They also require a great amount of embodied energy, the energy needed to
construct the building and to produce and transport required materials.

Infrastructure
A tall building can create problems, such as overcrowding around it that can
decrease the quality of life.
Tall buildings surely increase demand on transportation and infrastructure.
Likewise, a new tall building will place additional load on the existing power grid,
water supply, and sewer systems
Historic Context
With regard to the built heritage, tall building proposals often are challenging and
problematic because of their inevitable impact on the historic urban fabric.
Insertion of tall buildings into this fabric undoubtedly alters the traditional skyline
of the city.
The impact of high-rise development is critical for the conservation of the built
heritage of cities.

Digital Revolution
Apparently, efficient telecommunication has reduced the importance of the
centrality of the urban core and thereby has increased the viability of less
expensive and convenient suburban sites as venues for conducting business
4. Geographical Distribution of High-Rise Buildings
5. Basic structural concept

The key idea in conceptualization the


structural system for a tall building is to
Wind
think of it as a beam cantilevering from
the ground.
The laterally directed force generated either
Building due to wind blowing against the building or
inertia forces
due to the inertia forces induced by ground
shaking, tends both to snap it (shear) and
Building cantilevering push it over (bending).
from ground
Therefore, the building must have a system
to resist shear as well as bending.
In resisting shear forces, the building
must not break by shearing off (a),
and must not strain beyond the limit
of elastic recovery (b).

(a) (b)

The building must not overturn from the


combined forces of gravity and lateral
loads due to wind or seismic effects (a), it
must not break by premature failure of
columns either by crushing or by excessive
tensile forces (b), and its bending
deflection should not exceed the limit of
elastic recovery (c).
(a) (b) (c)
6. General design considerations

From structural perspective, the design of tall buildings essentially involves a


conceptual design, approximate analysis, preliminary design and optimization,
to safely carry gravity and lateral loads.
The main design criteria are - strength, serviceability, stability and human
comfort:
 The strength is satisfied by appropriate limit states;
 Serviceability is satisfied by drift limits in the range of H/500 to H/1000;
 Stability is satisfied by sufficient factor of safety against buckling and P-Delta
effects;
 The human comfort aspects are satisfied by accelerations in the range of 10
to 25 milli-g, where g is acceleration due to gravity.

The aim of the structural engineer is to arrive at suitable structural schemes,


to satisfy these criteria, and assess their structural weights in weight/unit area.
Structure cost per square metre or floor Extra cost for
lateral resistant
system (wind
bracing)

Columns + Walls

Floor framing

Number of stories

Building weight and cost increase nonlinearly with increasing


height due to lateral loads as depicted below.
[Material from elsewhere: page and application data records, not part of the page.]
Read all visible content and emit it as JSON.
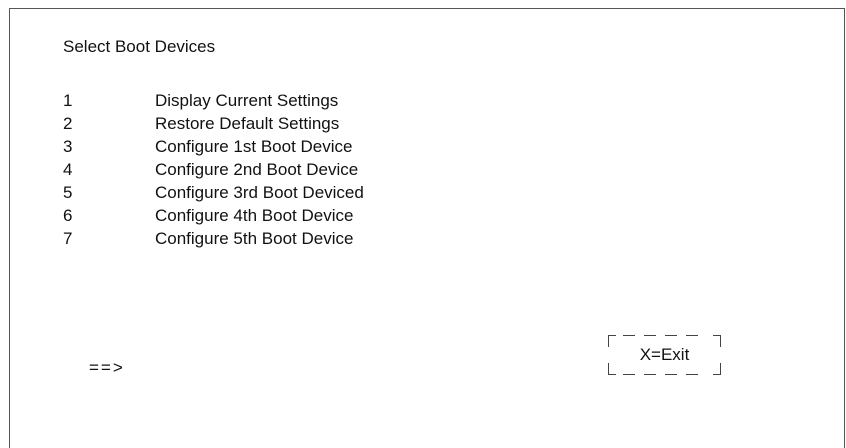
{
  "screen": {
    "title": "Select Boot Devices"
  },
  "menu": {
    "items": [
      {
        "number": "1",
        "label": "Display Current Settings"
      },
      {
        "number": "2",
        "label": "Restore Default Settings"
      },
      {
        "number": "3",
        "label": "Configure 1st Boot Device"
      },
      {
        "number": "4",
        "label": "Configure 2nd Boot Device"
      },
      {
        "number": "5",
        "label": "Configure 3rd Boot Deviced"
      },
      {
        "number": "6",
        "label": "Configure 4th Boot Device"
      },
      {
        "number": "7",
        "label": "Configure 5th Boot Device"
      }
    ]
  },
  "prompt": {
    "arrow_equals": "==",
    "arrow_head": ">"
  },
  "exit": {
    "label": "X=Exit"
  }
}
Efficient structural
and material systems are needed to minimize the weight and cost.
Other factors which govern and need to be considered by the design team include:
 The structural scheme should be in consistence with the functions of the building;
 Selection of the structural system should consider other elements of construction,
e.g. HVAC systems, electrical systems, plumbing systems, etc.
 Construction methods and procedures can influence the costs;
 Cost of formwork (for example in USA, the cost of formwork for concrete structures
is 1/3 the cost of concrete construction). One has to find means of reducing this by
using repetitive formwork and use of prefabricated panels, large size formwork,
flying or gang form;
 The site may also influence the suitable framing system (access, foundation +
movements);
 Local conditions may influence the selection of the structural system (labor cost as
compared to material cost);
 The cost of columns and foundations can be reduced by using lightweight materials.
This is achieved by using lightweight aggregates and thin hollow floors. This adds
requirement to check for serviceability limit state of deflection and cracking.